The employer paid more than $100,000 for a back surgery after claimant fell cleaning up a truck but then contested causation noting that claimant had a history of previous treatment for its back.  A urologist indicated claimant's  symptoms were unrelated to trauma and a psychiatric expert concluded they flowed from prior psychiatric conditions.  Claimant contends after his accident his life was ruined, he doesn't go in public because of embarrassment of poor urinary control, and that he suffers from PTSD.

The Commission found claimant credible, awarded 45% and open medical for the 45 year old male, and expanded a future medical award to include the urological disorder which the ALJ did not find related.  The commission faulted the employer's vocational expert for 'trivializing the indignities claimant suffers' and the employer's experts for highlighting inconsistencies in claimant's medical hsitories:   "we feel capable of determining employee's credibility without [their] assistance."  The Commission noted no reasonable alternative explanation for claimant's neurogenic bladder:  "Dr. Cantrell does not provide any alternative medical theory to explain why a 40-year-old employee developed a neurogenic bladder following the work injury, but rather has, in essence, appointed himself arbiter of employee's credibility."  The only consolation for the employer is the commission rejected the PTSD claim and affirmed a denial of open psychiatric care for someone who confines himself to a wheelchair.

Claimant was injured in 2008 and has not worked since his employer closed its business later the same year.  Claimant injured his back when he fell while trying to clean up a truck.  He reported complaints of erectile dysfunction and incontinence.  He underwent a back surgery.  Claimant alleged medications after the surgery made him depressed, changed his personality, and altered his life.  A back surgeon advised against a revision surgery. Dr. Bassett treated claimant and concluded he had developed psychotic episodes and was unable to work with the public.  Claimant reports he is confined to his home  and became paranoid around public due to incontinence issues. 

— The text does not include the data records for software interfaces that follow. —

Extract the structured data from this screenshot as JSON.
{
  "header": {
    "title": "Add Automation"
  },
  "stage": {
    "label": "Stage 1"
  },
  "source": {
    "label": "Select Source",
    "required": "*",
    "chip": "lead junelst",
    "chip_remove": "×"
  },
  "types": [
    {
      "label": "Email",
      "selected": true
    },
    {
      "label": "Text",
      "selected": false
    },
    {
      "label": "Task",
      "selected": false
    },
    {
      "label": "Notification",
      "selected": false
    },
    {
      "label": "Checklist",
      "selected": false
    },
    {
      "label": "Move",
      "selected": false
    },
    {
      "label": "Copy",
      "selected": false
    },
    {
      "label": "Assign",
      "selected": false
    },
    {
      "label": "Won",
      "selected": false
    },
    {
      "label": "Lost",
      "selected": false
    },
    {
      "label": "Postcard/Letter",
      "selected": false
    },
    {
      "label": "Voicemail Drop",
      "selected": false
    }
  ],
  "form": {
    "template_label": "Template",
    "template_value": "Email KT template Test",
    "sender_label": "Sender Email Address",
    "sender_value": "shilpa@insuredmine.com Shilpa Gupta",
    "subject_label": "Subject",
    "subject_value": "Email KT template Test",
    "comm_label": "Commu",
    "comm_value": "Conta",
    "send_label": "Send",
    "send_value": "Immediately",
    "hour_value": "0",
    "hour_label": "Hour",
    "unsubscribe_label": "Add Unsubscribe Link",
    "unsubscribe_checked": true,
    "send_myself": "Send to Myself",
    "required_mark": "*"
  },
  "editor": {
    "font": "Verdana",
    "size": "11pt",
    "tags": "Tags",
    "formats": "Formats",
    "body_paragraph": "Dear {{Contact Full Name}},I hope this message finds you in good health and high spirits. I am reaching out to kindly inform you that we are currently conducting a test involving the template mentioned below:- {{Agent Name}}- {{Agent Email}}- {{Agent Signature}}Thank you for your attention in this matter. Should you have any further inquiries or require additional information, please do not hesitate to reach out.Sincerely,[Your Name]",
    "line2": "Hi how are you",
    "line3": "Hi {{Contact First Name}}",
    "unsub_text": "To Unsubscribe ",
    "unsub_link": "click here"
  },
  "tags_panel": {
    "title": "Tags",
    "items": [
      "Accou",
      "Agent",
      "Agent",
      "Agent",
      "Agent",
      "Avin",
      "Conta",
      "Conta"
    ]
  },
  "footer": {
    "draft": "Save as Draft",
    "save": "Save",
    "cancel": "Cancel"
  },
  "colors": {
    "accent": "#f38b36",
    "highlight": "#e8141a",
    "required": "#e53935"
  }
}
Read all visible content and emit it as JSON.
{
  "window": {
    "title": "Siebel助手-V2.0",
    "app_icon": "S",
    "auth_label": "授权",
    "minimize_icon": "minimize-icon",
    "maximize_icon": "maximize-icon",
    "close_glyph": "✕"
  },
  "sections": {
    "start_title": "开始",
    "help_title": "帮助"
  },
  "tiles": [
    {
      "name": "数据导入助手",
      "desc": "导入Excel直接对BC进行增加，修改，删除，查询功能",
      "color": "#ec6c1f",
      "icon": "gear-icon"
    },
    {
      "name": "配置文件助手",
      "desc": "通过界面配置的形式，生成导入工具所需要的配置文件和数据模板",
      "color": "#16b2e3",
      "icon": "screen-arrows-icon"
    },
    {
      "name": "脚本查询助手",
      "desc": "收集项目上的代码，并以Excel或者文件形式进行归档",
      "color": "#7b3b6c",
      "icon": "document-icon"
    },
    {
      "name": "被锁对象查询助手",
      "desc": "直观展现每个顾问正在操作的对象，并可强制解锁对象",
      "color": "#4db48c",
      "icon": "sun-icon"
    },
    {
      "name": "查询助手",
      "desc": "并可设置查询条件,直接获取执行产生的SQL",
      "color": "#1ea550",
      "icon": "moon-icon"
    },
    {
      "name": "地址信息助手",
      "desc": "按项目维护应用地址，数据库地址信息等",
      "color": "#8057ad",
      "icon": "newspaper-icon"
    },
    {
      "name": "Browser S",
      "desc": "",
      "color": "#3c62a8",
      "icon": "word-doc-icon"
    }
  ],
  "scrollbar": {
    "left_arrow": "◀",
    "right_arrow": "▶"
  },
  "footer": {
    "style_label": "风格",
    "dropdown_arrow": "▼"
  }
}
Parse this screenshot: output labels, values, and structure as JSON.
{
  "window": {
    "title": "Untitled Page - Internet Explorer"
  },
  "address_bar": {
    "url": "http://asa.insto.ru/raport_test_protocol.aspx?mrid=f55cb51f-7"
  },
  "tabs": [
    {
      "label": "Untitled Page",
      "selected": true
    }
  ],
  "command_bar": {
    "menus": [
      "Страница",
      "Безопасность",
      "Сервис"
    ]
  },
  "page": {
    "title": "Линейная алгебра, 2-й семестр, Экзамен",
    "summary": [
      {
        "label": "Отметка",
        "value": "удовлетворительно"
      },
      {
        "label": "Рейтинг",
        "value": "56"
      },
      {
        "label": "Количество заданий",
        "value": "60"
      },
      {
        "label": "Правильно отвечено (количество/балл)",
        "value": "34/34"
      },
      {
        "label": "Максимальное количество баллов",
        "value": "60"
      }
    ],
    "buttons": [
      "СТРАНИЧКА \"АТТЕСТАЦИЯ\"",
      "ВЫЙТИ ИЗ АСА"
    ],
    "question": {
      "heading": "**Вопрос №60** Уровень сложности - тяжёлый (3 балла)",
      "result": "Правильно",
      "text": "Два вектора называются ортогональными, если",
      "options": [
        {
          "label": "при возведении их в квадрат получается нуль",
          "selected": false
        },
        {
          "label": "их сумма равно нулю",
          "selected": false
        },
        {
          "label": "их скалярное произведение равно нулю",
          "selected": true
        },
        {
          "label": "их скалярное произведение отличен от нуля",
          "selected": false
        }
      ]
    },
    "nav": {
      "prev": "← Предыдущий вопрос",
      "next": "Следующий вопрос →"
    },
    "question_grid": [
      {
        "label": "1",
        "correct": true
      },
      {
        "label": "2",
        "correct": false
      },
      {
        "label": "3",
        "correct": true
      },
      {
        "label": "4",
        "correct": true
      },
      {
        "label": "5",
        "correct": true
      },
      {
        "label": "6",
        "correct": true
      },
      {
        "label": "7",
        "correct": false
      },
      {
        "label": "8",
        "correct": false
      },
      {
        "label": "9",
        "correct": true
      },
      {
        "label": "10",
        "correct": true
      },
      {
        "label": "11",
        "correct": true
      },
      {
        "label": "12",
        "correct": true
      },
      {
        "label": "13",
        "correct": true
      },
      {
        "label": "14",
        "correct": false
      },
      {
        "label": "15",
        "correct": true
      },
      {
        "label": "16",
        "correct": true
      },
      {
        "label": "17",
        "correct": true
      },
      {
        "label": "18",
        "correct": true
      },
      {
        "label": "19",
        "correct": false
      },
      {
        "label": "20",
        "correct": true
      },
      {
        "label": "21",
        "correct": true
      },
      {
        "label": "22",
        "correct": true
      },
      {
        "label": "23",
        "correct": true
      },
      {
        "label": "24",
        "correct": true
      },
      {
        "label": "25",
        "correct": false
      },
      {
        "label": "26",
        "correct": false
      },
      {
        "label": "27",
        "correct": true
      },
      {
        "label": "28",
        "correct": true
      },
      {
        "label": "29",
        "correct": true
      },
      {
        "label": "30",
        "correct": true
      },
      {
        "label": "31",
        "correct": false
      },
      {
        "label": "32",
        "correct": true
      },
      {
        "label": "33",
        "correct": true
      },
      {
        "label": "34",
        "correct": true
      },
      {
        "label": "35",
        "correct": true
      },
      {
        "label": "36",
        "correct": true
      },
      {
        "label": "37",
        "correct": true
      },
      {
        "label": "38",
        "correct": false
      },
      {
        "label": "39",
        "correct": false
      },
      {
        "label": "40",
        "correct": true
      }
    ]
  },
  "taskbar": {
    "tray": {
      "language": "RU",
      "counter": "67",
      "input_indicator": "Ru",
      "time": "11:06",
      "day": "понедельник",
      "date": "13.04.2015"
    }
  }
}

The Commission reported it affirmed an award of 45% PPD but reversed a denial of SIF benefits.    The award finds no synergy to support a Fund award.  The  ALJ award reads in parts  more like  a draft:   "Seems to argue he is ptd b/c of psych. Why has he not  sought treatment, Psychiatric records indicate mych of his discussions and problems surrounded his relationship with his wife...."

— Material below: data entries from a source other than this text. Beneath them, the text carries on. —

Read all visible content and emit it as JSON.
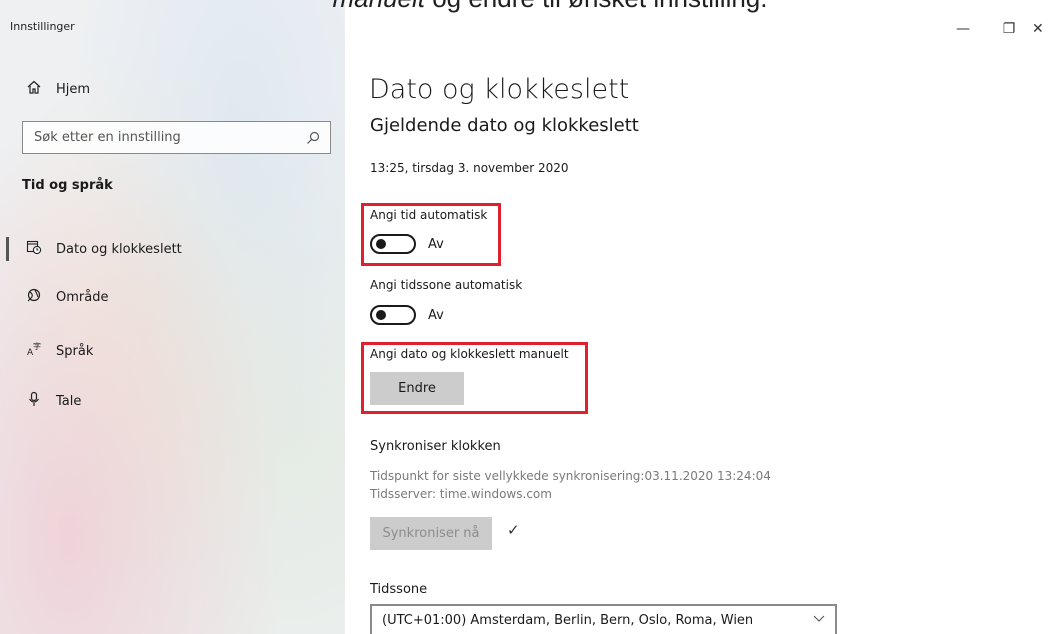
{
  "banner": {
    "italic_text": "manuelt",
    "text": " og endre til ønsket innstilling."
  },
  "window": {
    "title": "Innstillinger",
    "controls": {
      "minimize": "—",
      "restore": "❐",
      "close": "✕"
    }
  },
  "sidebar": {
    "home_label": "Hjem",
    "search": {
      "placeholder": "Søk etter en innstilling"
    },
    "section": "Tid og språk",
    "items": [
      {
        "label": "Dato og klokkeslett",
        "icon": "calendar-clock-icon",
        "active": true
      },
      {
        "label": "Område",
        "icon": "globe-icon",
        "active": false
      },
      {
        "label": "Språk",
        "icon": "language-icon",
        "active": false
      },
      {
        "label": "Tale",
        "icon": "microphone-icon",
        "active": false
      }
    ]
  },
  "main": {
    "title": "Dato og klokkeslett",
    "subtitle": "Gjeldende dato og klokkeslett",
    "current_datetime": "13:25, tirsdag 3. november 2020",
    "auto_time": {
      "label": "Angi tid automatisk",
      "state": "Av",
      "on": false
    },
    "auto_timezone": {
      "label": "Angi tidssone automatisk",
      "state": "Av",
      "on": false
    },
    "manual": {
      "label": "Angi dato og klokkeslett manuelt",
      "button": "Endre"
    },
    "sync": {
      "heading": "Synkroniser klokken",
      "last_sync": "Tidspunkt for siste vellykkede synkronisering:03.11.2020 13:24:04",
      "server": "Tidsserver: time.windows.com",
      "button": "Synkroniser nå"
    },
    "timezone": {
      "heading": "Tidssone",
      "value": "(UTC+01:00) Amsterdam, Berlin, Bern, Oslo, Roma, Wien"
    }
  },
  "colors": {
    "highlight": "#e0202e",
    "button_bg": "#cccccc"
  }
}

Alj  Hart
Atty:  Fikes, Schultz, Daugherty
Tx:  Cantrell, Raskas, Adkins,  Graham
Experts:  Dr. Shands, Dr. Peeples, England, Liss, Stillings, Hammond